As in John Cage’s seminal 4′33″ the art here is something other than it initially appears. In that piece, an audience is assembled to listen to some music. Instead they are treated to four minutes and thirty-three seconds of “silence". But, of course, it’s not really silence. The art is made by the sounds of the environment. It’s the audience shuffling in their seats and the musicians ruffling their sheet notes. It’s the movement of the air. It’s the sounds of everyday life.
It’s a brilliant piece, and I suppose it’s darkly comic in the trick it’s playing on the audience, but it’s not fun. This film represents a similar idea, but it’s fun. The big idea here is that the line between a show and an audience isn’t as rigid as we might think it is. In fact, maybe it isn’t there at all.
This was filmed over a few days at a circus, and the story, such as it is, is that we’re watching a performance. But it’s clear from very early on that there is something more happening than we think. The “audience” is part of the act, as are the crew. The set painters are actually acrobats, and the audience are actually musicians. The line between performer, audience, show, crowd, it’s all blurred and then broken.

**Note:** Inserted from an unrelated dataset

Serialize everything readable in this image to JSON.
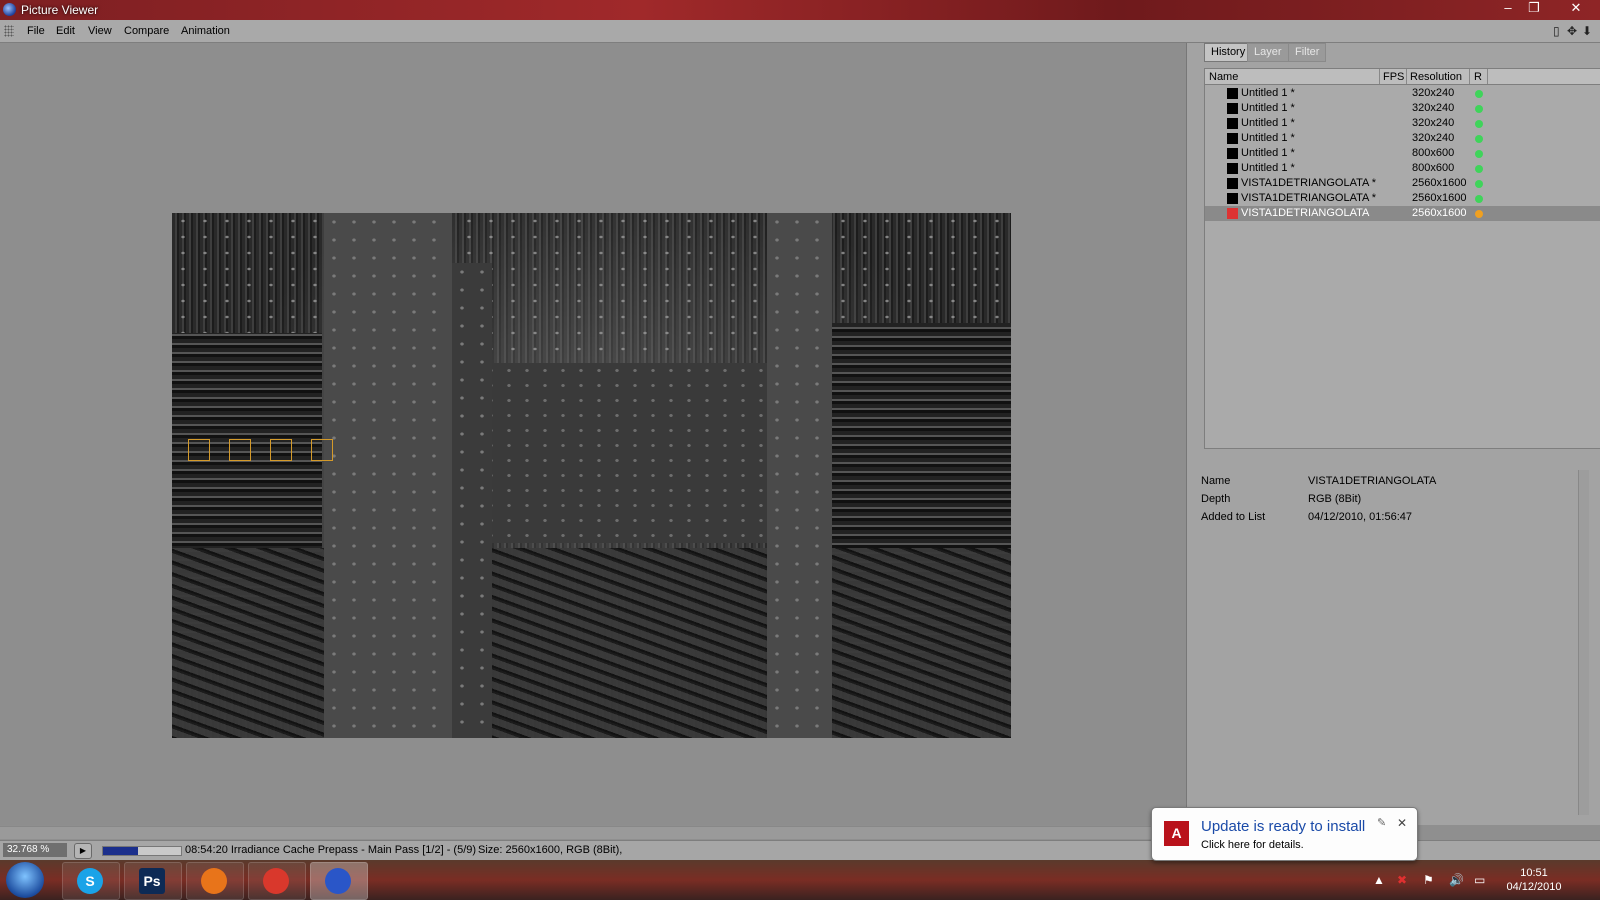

Jacques Tati was the best-case definition of an auteur. His was a singular vision and a complete universe unto itself. Like the best of the silent film comedians, he created his own reality, with its own basic laws. All of his films exist in this alternate reality, and we are lucky enough that we can occasionally visit, to be delighted and confronted with the absurdities of life.